RSS

Delrin vs Acetal : Homopolymer vs Copolymer

13 Aug

“Delrin” is a brand name owned by Dupont representing a plastic they invented about 50 years ago based on the acetal molecule.

Delrin could easily be called the workhorse of plastics in that it is so dimensionally stable, resistant to chemcials, physically tough, cosmetically appealing, and, for all intents and purposes, waterproof. You find it throughout automobiles, especially where people push and pull on knobs or handles. What would the rock and roll industry be without it, no one asks? Delrin is what most guitar picks are made of. It’s found in the crank gears and components of fishing rods. It’s the plastic casing that many metal tools are formed into.

In the sheet, rod, & tube world it’s uses are wide and varied – equipment buttons, equipment cases, connectors, gears, idlers, conveyor components such as rollers, pumps, impellers, timing screws, and pulleys. It’s chemical inertness and non-conductive properties make it an excellent candidate for replacing metal parts that exposed to the element such as water and corrosives.

There are many grades of acetal. What you’ll find on the shelves of your local plastics distributor will probably include the Delrin Homopolymer, the Acetal Copolymer, and Delrin AF – a blend of Delrin and Teflon.

According to the MATWEB database, the homopolymer:

  • Absorbs less water than the copolymer;
  • Has a similar Rockwell (R) & (D) hardness rating;
  • Offers a greater tensile strenght;
  • More stable flexural yield and compressive strength

ides.com offers a list of where one grade is used over another.

As a general statement, copolymer grades tend to be more resistant against hydrolysis, strong alkalis and thermal-oxidative degredation than the homopolymer grades.

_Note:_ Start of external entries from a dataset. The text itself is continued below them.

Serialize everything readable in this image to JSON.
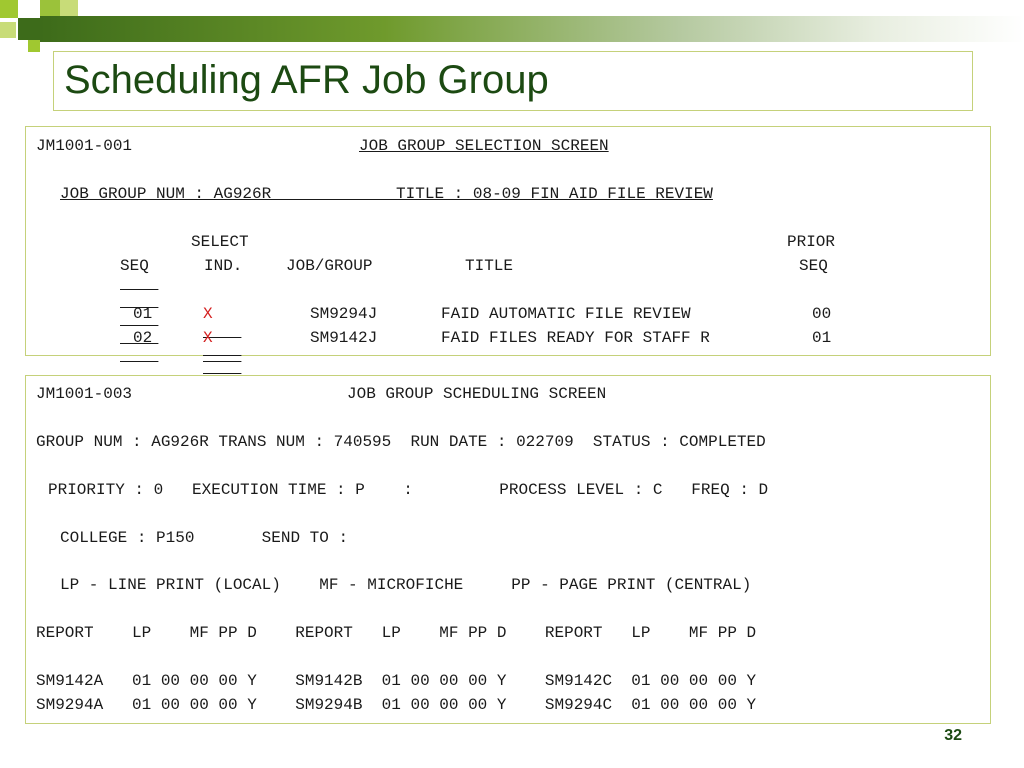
{
  "slide": {
    "title": "Scheduling AFR Job Group",
    "page_number": "32"
  },
  "selection_screen": {
    "screen_id": "JM1001-001",
    "heading": "JOB GROUP SELECTION SCREEN",
    "group_line": "JOB GROUP NUM : AG926R             TITLE : 08-09 FIN AID FILE REVIEW",
    "hdr_select": "SELECT",
    "hdr_prior": "PRIOR",
    "hdr_seq": "SEQ",
    "hdr_ind": "IND.",
    "hdr_jobgroup": "JOB/GROUP",
    "hdr_title": "TITLE",
    "hdr_prior_seq": "SEQ",
    "rows": [
      {
        "seq": "01",
        "ind": "X",
        "job": "SM9294J",
        "title": "FAID AUTOMATIC FILE REVIEW",
        "prior": "00"
      },
      {
        "seq": "02",
        "ind": "X",
        "job": "SM9142J",
        "title": "FAID FILES READY FOR STAFF R",
        "prior": "01"
      }
    ]
  },
  "scheduling_screen": {
    "screen_id": "JM1001-003",
    "heading": "JOB GROUP SCHEDULING SCREEN",
    "line_group": "GROUP NUM : AG926R TRANS NUM : 740595  RUN DATE : 022709  STATUS : COMPLETED",
    "line_priority": "PRIORITY : 0   EXECUTION TIME : P    :         PROCESS LEVEL : C   FREQ : D",
    "line_college": "COLLEGE : P150       SEND TO :",
    "line_print_opts": "LP - LINE PRINT (LOCAL)    MF - MICROFICHE     PP - PAGE PRINT (CENTRAL)",
    "report_header": "REPORT    LP    MF PP D    REPORT   LP    MF PP D    REPORT   LP    MF PP D",
    "report_rows": [
      "SM9142A   01 00 00 00 Y    SM9142B  01 00 00 00 Y    SM9142C  01 00 00 00 Y",
      "SM9294A   01 00 00 00 Y    SM9294B  01 00 00 00 Y    SM9294C  01 00 00 00 Y"
    ]
  },
  "colors": {
    "title_green": "#1c4a12",
    "border": "#c5d17a",
    "select_x": "#d42020"
  }
}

Homopolymer grades have a higher mechanical strength, stiffness, hardness and creep resistance as well as a lower thermal expansion rate and often it also presents a better wear resistance.


Delrin medical components

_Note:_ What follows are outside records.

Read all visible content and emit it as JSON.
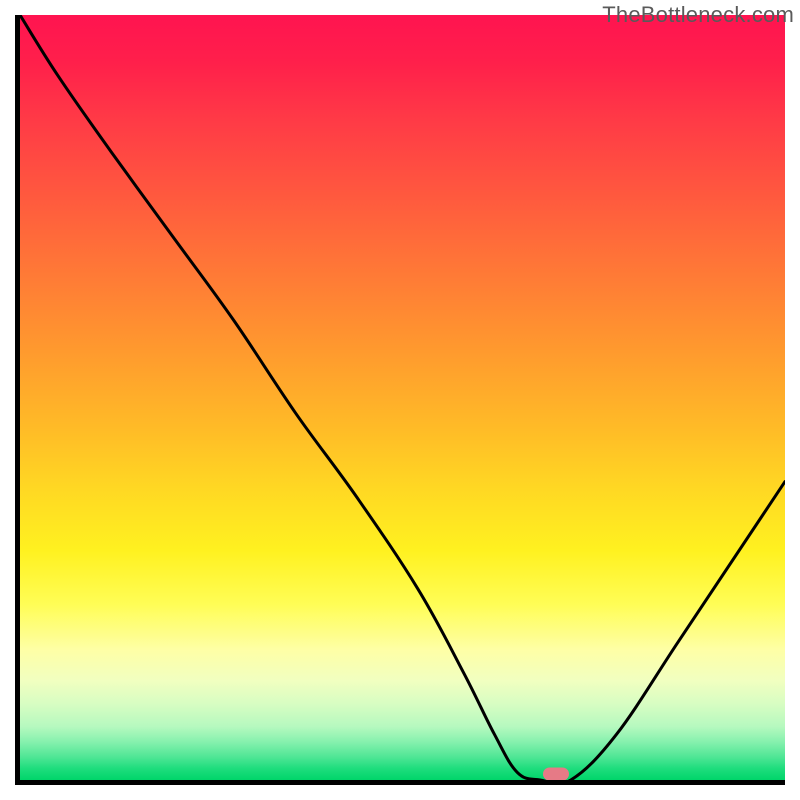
{
  "watermark": "TheBottleneck.com",
  "chart_data": {
    "type": "line",
    "title": "",
    "xlabel": "",
    "ylabel": "",
    "xlim": [
      0,
      100
    ],
    "ylim": [
      0,
      100
    ],
    "grid": false,
    "legend": false,
    "background": "heatmap-gradient-red-to-green-vertical",
    "series": [
      {
        "name": "bottleneck-curve",
        "x": [
          0,
          5,
          12,
          20,
          28,
          36,
          44,
          52,
          58,
          62,
          65,
          68,
          72,
          78,
          86,
          94,
          100
        ],
        "values": [
          100,
          92,
          82,
          71,
          60,
          48,
          37,
          25,
          14,
          6,
          1,
          0,
          0,
          6,
          18,
          30,
          39
        ]
      }
    ],
    "marker": {
      "x": 70,
      "y": 0,
      "color": "#e67a86",
      "shape": "pill"
    },
    "colors": {
      "curve": "#000000",
      "axis": "#000000",
      "gradient_top": "#ff1450",
      "gradient_mid": "#ffd823",
      "gradient_bottom": "#00d56a"
    }
  }
}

Should you have a need for Delrin/Acetal then consider calling Warehoused Plastic Sales for a quote.

Advertisements
 
Leave a comment

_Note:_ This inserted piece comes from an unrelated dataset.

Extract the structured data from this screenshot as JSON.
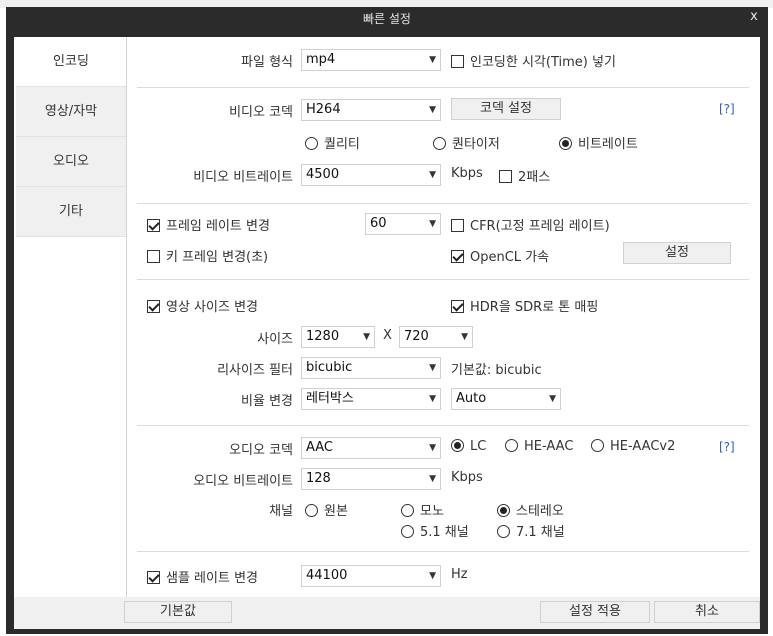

Posted by on August 13, 2007 in General Knowledge, Mechanical Plastics

 

Leave a Reply

Fill in your details below or click an icon to log in:

WordPress.com Logo

You are commenting using your WordPress.com account. Log Out / Change )

Twitter picture

You are commenting using your Twitter account. Log Out / Change )

Facebook photo

You are commenting using your Facebook account. Log Out / Change )

Google+ photo

You are commenting using your Google+ account. Log Out / Change )

Connecting to %s

 
%d bloggers like this: